Next, Siemens announced that it plans to deepen its existing work with NVIDIA around the industrial metaverse. Here, Siemens will add NVIDIA Omniverse Cloud programming interfaces to its Xcelerator platform for artificial intelligence-driven digital twin development. At the NVIDIA conference, Siemens and NVIDIA demonstrated how generative AI is being used to visualize complex industrial data, making photorealism in digital twins possible. As an example, the companies showed how shipbuilder HD Hyundai is using it to develop new ammonia- and hydrogen-powered ships, which can contain more than seven million discrete parts. HD Hyundai is using Nvidia’s and Siemens generative AI technology to unify and visualize these massive engineering datasets interactively.

Siemens also announced that it will release a new product later this year for Teamcenter X, the company’s cloud-based Product Lifecycle Management software, which is part of the Siemens Xcelerator platform. According to Siemens, this new product will provide engineering teams with the ability to create a photorealistic, real-time, and physics-based digital twin to eliminate workflow waste and errors.   

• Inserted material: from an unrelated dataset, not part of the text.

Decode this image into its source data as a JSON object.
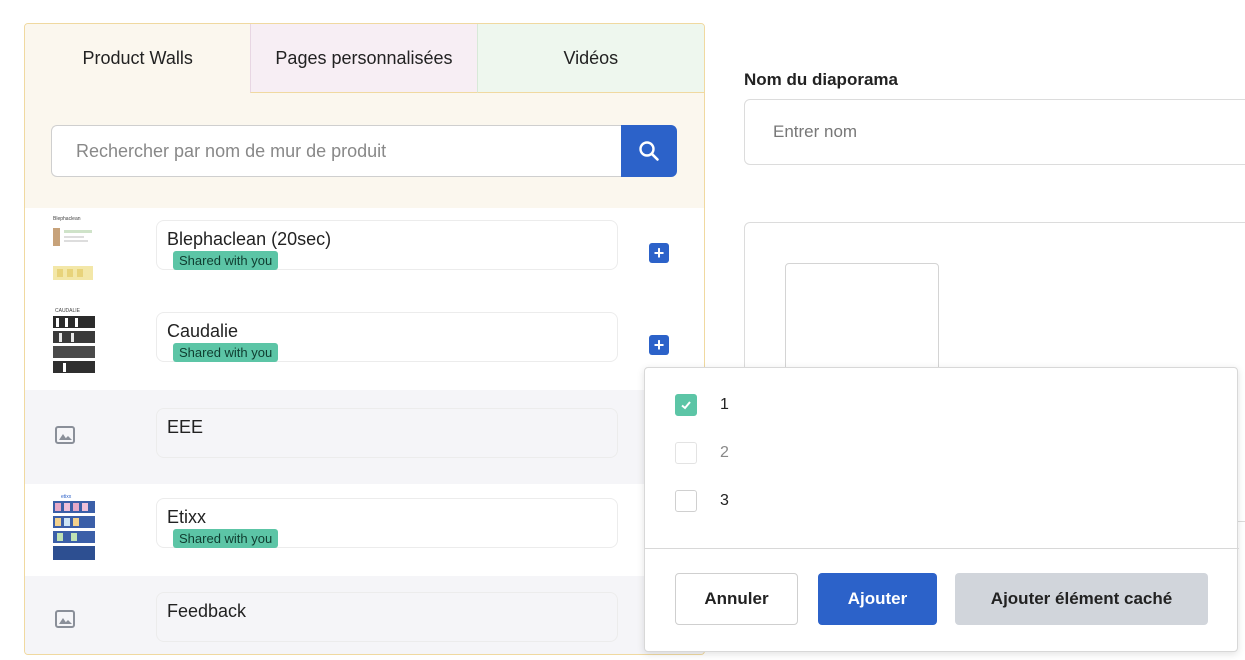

Siemens is focusing on the photorealistic renderings enabled by Nvidia’s technology using generative AI to accelerate development tasks that previously took days to complete but can now be done in hours, with engineering data contextualized as it would appear in the real world.  Schneider Electric is working with NVIDIA to optimize data center infrastructure to enable edge artificial intelligence and digital twin technologies.

Schneider Electric says it plans to  introduce the first publicly available AI data center reference designs. These designs will be used to “redefine the benchmarks for AI deployment and operation within data center ecosystems” according to Schneider Electric.

This focus on the use of AI applications in data centers is gaining traction across industries as the need for processing power has surged exponentially. 

In the first phase of this collaboration, Schneider Electric will introduce data center reference designs tailored for NVIDIA accelerated computing clusters and built for data processing, engineering simulation, electronic design automation, computer-aided drug design, and generative AI applications. 

In addition to the data center applications, AVEVA, which is a subsidiary of Schneider Electric, will connect its digital twin platform to NVIDIA Omniverse, to deliver a unified environment for virtual simulation and collaboration. This integration will reportedly enable collaboration between designers, engineers, and other stakeholders to accelerate the design and deployment of complex systems, while helping reduce time-to-market and associated costs.

Teradyne Robotics, which includes the collaborative robot company Universal Robots and autonomous mobile robot company MiR, also announced a collaboration with NVIDIA.  

As part of this collaboration, Universal Robots has integrated NVIDIA accelerated computing into its cobot for faster path planning, which reportedly makes the path planning process 50 to 80 times faster. This application combines NVIDIA’s Jetson AGX Orin system-on-module…designed for edge AI applications, the cuMotion path planner from the NVIDIA Isaac Manipulator platform, Universal Robots’ new PolyScope X software and its UR5e cobot platform.  

For MiR’s 1200 Pallet Jack, the company is also using Nvidia’s Jetson AGX Orin module. Here, the MiR1200 Pallet Jack combines data from four RGBD cameras for fast and precise pallet handling. Feeding this camera data into the NVIDIA Jetson platform fuses the camera data and 3D LiDAR data to detect obstacles in 3D space for fully autonomous navigation.

With all these Nvidia collaborations taking place at major industrial automation companies, you can expect to be hearing a lot more news about the incorporation of Nvidia technology into many more automation products and at many more companies in the near future.

So thanks for listening to this episode of the Automation World Gets Your Questions Answered podcast series. And remember to keep watching this space to stay on top of the latest news, trends and insights on the world of industrial automation.